The key requirement of post-publication peer review is that a first editorial decision is made to publish the manuscript, and that the peer review process follows. The established tradition of giving papers at seminars and conferences is a precedent, albeit one designed to enhance papers before submitting them for formal peer review. This model principally accelerates publication, but also means that the author must be confident, since any rejection of the paper would be publicly visible.
Notable examples include Copernicus Publications, especially the journal Atmospheric Physics and Chemistry (with Discussions), as well as ScienceOpen or F1000 Research.
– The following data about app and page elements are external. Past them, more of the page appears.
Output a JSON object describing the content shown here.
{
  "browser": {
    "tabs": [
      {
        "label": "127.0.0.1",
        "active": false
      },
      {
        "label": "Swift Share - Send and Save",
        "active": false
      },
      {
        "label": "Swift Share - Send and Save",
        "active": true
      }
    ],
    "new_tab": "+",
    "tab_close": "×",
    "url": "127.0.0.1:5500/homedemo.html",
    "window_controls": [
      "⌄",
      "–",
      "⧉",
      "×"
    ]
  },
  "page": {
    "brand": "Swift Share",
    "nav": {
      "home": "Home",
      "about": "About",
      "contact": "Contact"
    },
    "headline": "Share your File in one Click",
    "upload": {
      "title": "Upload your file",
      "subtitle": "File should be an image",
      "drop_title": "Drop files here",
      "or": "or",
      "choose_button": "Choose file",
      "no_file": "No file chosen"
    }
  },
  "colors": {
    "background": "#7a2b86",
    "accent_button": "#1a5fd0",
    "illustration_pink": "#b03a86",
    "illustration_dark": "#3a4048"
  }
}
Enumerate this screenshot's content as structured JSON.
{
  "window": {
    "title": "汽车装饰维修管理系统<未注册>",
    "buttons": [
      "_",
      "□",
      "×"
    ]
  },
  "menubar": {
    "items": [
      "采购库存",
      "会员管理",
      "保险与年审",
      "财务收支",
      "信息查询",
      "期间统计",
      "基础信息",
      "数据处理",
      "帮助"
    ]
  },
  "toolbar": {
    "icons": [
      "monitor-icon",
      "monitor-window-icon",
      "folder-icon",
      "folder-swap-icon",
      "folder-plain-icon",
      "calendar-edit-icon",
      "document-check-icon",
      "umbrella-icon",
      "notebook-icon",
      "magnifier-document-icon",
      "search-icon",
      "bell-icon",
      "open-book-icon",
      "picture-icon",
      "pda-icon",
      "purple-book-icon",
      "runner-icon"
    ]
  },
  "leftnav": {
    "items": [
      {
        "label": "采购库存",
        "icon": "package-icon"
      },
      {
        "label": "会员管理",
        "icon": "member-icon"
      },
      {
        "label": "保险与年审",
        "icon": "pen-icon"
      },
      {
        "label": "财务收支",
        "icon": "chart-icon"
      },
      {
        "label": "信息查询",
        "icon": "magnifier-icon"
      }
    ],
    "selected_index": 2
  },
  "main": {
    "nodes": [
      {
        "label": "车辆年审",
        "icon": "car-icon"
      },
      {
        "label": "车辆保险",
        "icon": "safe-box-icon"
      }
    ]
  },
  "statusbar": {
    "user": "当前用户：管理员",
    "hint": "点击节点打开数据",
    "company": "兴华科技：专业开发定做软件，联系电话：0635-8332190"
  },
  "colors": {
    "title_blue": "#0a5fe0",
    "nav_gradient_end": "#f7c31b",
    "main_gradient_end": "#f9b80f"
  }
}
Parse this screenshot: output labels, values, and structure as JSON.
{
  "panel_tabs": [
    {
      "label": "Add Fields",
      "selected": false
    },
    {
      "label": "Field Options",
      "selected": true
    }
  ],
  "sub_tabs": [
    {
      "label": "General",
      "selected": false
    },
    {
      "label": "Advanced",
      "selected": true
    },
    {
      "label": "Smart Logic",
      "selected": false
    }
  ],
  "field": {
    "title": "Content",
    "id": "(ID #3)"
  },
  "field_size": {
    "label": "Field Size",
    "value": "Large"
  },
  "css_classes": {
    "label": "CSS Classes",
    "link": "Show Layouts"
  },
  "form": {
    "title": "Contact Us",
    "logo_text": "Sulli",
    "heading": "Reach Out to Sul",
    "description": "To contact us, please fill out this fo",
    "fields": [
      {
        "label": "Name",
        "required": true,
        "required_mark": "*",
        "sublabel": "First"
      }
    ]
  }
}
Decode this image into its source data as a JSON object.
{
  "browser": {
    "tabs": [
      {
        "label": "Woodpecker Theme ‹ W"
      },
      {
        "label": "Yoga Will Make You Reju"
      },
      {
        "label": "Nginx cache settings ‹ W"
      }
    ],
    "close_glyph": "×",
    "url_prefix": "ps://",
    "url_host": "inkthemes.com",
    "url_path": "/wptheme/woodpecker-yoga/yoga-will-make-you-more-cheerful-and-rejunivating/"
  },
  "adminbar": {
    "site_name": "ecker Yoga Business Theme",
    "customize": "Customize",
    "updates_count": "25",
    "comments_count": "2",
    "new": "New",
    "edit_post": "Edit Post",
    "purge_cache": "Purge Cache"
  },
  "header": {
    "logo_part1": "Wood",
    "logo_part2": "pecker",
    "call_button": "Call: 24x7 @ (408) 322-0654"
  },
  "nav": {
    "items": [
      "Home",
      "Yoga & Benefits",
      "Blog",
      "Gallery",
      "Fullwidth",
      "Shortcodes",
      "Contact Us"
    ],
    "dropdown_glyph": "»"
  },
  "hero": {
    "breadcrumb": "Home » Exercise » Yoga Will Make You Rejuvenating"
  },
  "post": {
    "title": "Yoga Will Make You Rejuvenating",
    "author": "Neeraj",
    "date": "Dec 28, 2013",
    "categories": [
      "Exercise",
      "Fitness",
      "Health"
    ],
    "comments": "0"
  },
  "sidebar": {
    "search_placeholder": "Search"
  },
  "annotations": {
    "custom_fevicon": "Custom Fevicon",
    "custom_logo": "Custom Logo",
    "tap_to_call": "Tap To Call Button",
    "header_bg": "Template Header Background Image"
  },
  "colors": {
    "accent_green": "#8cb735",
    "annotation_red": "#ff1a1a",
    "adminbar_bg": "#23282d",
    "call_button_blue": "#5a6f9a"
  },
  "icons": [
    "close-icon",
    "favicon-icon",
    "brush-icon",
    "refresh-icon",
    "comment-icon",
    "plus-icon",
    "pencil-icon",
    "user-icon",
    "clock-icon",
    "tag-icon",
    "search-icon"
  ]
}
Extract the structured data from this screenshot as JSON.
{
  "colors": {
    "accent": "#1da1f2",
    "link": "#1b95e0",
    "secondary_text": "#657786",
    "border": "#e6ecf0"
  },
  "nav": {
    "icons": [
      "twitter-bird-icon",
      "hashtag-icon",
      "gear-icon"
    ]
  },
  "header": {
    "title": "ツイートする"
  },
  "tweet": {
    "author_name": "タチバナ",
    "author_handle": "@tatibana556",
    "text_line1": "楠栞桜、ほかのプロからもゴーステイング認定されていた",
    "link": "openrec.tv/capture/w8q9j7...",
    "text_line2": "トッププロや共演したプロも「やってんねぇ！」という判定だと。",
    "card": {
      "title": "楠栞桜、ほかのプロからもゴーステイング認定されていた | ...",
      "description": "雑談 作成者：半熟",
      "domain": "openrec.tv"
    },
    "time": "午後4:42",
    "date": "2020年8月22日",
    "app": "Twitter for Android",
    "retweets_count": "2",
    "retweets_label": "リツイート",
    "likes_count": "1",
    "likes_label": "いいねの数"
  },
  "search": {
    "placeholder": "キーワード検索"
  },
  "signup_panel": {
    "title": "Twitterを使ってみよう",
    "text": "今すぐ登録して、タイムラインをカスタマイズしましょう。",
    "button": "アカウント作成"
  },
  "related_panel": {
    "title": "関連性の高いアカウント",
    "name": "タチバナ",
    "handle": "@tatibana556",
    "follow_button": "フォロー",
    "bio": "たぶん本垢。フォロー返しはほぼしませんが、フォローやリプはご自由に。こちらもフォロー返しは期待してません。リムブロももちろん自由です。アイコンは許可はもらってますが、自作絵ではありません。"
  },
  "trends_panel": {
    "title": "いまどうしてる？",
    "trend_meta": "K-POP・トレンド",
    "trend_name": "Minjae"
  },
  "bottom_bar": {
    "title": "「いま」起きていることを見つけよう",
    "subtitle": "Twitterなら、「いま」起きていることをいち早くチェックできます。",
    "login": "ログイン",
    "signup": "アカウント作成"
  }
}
Technical peer review focuses on determining if the submitted article is sound in method and results. Validity is prioritized and significance or originality is not a key criterion influencing the decision to publish or not. The objective is to accelerate publishing and lighten the responsibilities and workload of the reviewers. A notable example is PLoS One, which has nevertheless published articles with significant impact.
Cascading peer review is based on the principle of reviewing a submitted manuscript only once (if possible) and offering to the author(s) a suitable publication venue in a tiered structure. The Nature group of journals have been a notable example. The objective is also to accelerate publishing and reduce the review burden.
Results-free review means that in a first step the paper is evaluated only for its rationale and method, not the results. If the former is deemed suitable for publication, then this is offered in principle. In a second step, the results are reviewed too. Publication may only be rejected if the results deviate unjustifiably from the stated aims and methods. The objective of results-free review is to tackle bias in the reviewer process that results from looking at the results and their potential significance first and foremost.
More experiments are under way that include, for example, making peer review independent of the journal and providing it as a service; or automating parts of the peer review with the support of artificial intelligence, e.g. pre-checking manuscripts for authorship, permissions and plagiarism. Early evidence shows that machines pick up more detail than human reviewers.
4.More recognition and training?
Publishers seek to provide recognition and rewards for reviewers, which range from thank you notes to free subscriptions. Recently, more systematic efforts are made at mentoring and training reviewers. A mentoring pilot at BMC Medicine is set to determine if structured feedback from a mentor improves the quality of peer review reports produced.
More generally, recognizing and rewarding peer reviewers has become a priority for scholarly societies, publishers, and service providers. For example, societies publish lists of the most prolific and helpful reviewers; publishers give public credit and provide additional rewards; and service providers enable the collection of data on reviews and reviewers to enhance reviewer visibility and rewards. Further still, Publons is a start-up dedicated to publicly recognizing reviewers for their contribution, enabling reviewers to track and showcase their activities.
Overall, peer review has seen much experimentation around the issue of transparency, and much improvement in terms of efficiency and recognition.